- **TASK INSTRUCTIONS**: All the records that follow need to be reproduced exactly. Omit the images.

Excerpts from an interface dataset
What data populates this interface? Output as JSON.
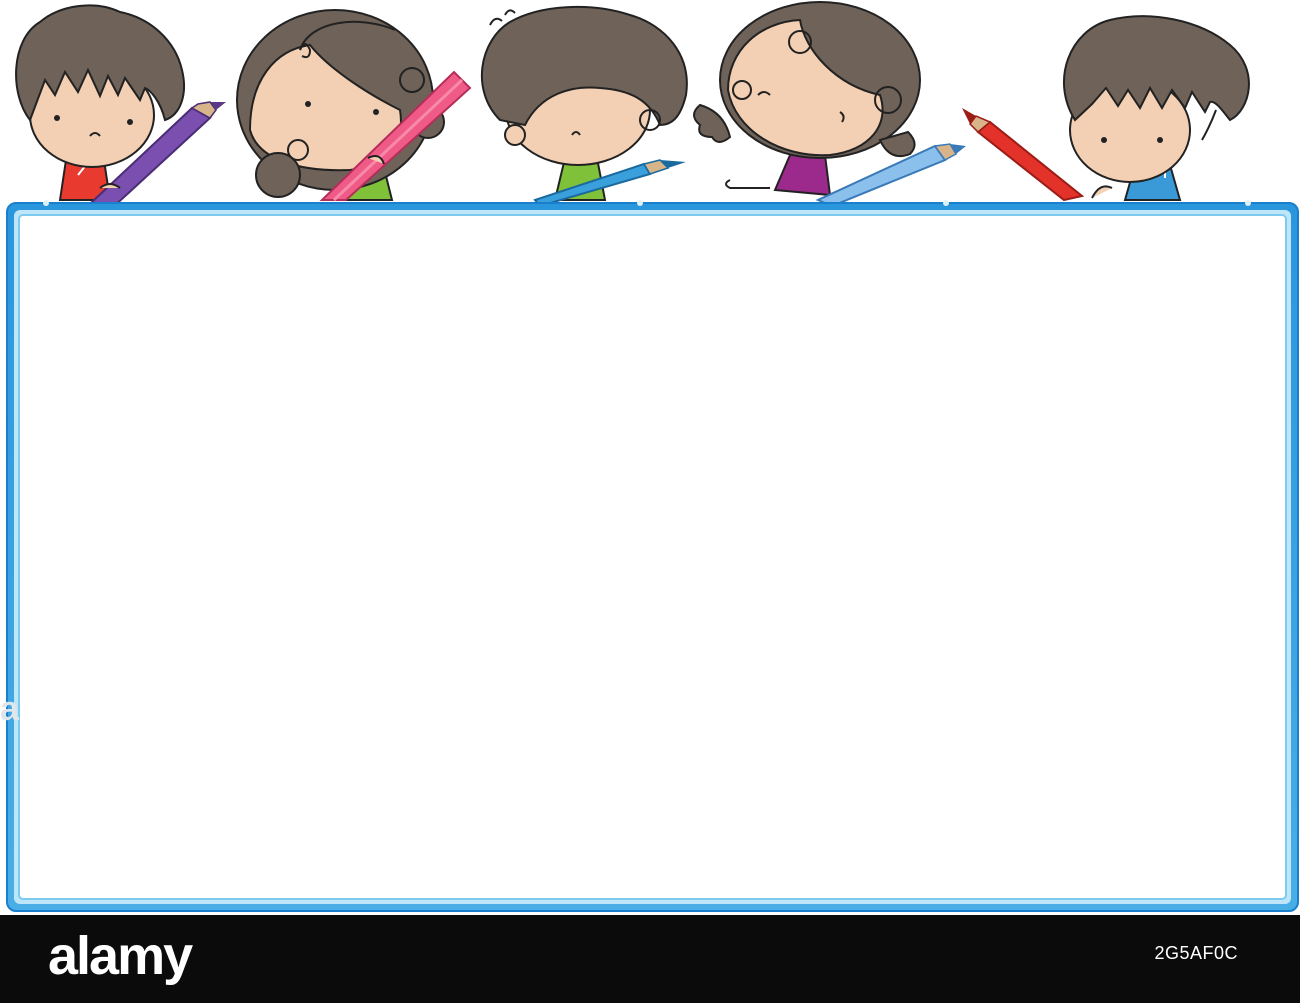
{
  "footer": {
    "logo_text": "alamy",
    "image_id": "2G5AF0C"
  },
  "watermark_text": "a",
  "colors": {
    "frame_blue": "#1e8fd8",
    "frame_light": "#8fd0f2",
    "hair": "#6e6259",
    "skin": "#f3cfb3",
    "footer_bg": "#0b0b0b"
  },
  "characters": [
    {
      "name": "boy-red-shirt",
      "shirt": "#e83a2e",
      "pencil": "#7a4fb0"
    },
    {
      "name": "girl-green-shirt",
      "shirt": "#7fc23a",
      "pencil": "#ef5b86"
    },
    {
      "name": "boy-green-shirt",
      "shirt": "#7fc23a",
      "pencil": "#3aa0dc"
    },
    {
      "name": "girl-purple-shirt",
      "shirt": "#9c2a8c",
      "pencil": "#8cc0ec"
    },
    {
      "name": "boy-blue-shirt",
      "shirt": "#3a9ad8",
      "pencil": "#e3322a"
    }
  ]
}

- **REPLY TO THE TASK**:
What data populates this interface? Output as JSON.
{
  "footer": {
    "logo_text": "alamy",
    "image_id": "2G5AF0C"
  },
  "watermark_text": "a",
  "colors": {
    "frame_blue": "#1e8fd8",
    "frame_light": "#8fd0f2",
    "hair": "#6e6259",
    "skin": "#f3cfb3",
    "footer_bg": "#0b0b0b"
  },
  "characters": [
    {
      "name": "boy-red-shirt",
      "shirt": "#e83a2e",
      "pencil": "#7a4fb0"
    },
    {
      "name": "girl-green-shirt",
      "shirt": "#7fc23a",
      "pencil": "#ef5b86"
    },
    {
      "name": "boy-green-shirt",
      "shirt": "#7fc23a",
      "pencil": "#3aa0dc"
    },
    {
      "name": "girl-purple-shirt",
      "shirt": "#9c2a8c",
      "pencil": "#8cc0ec"
    },
    {
      "name": "boy-blue-shirt",
      "shirt": "#3a9ad8",
      "pencil": "#e3322a"
    }
  ]
}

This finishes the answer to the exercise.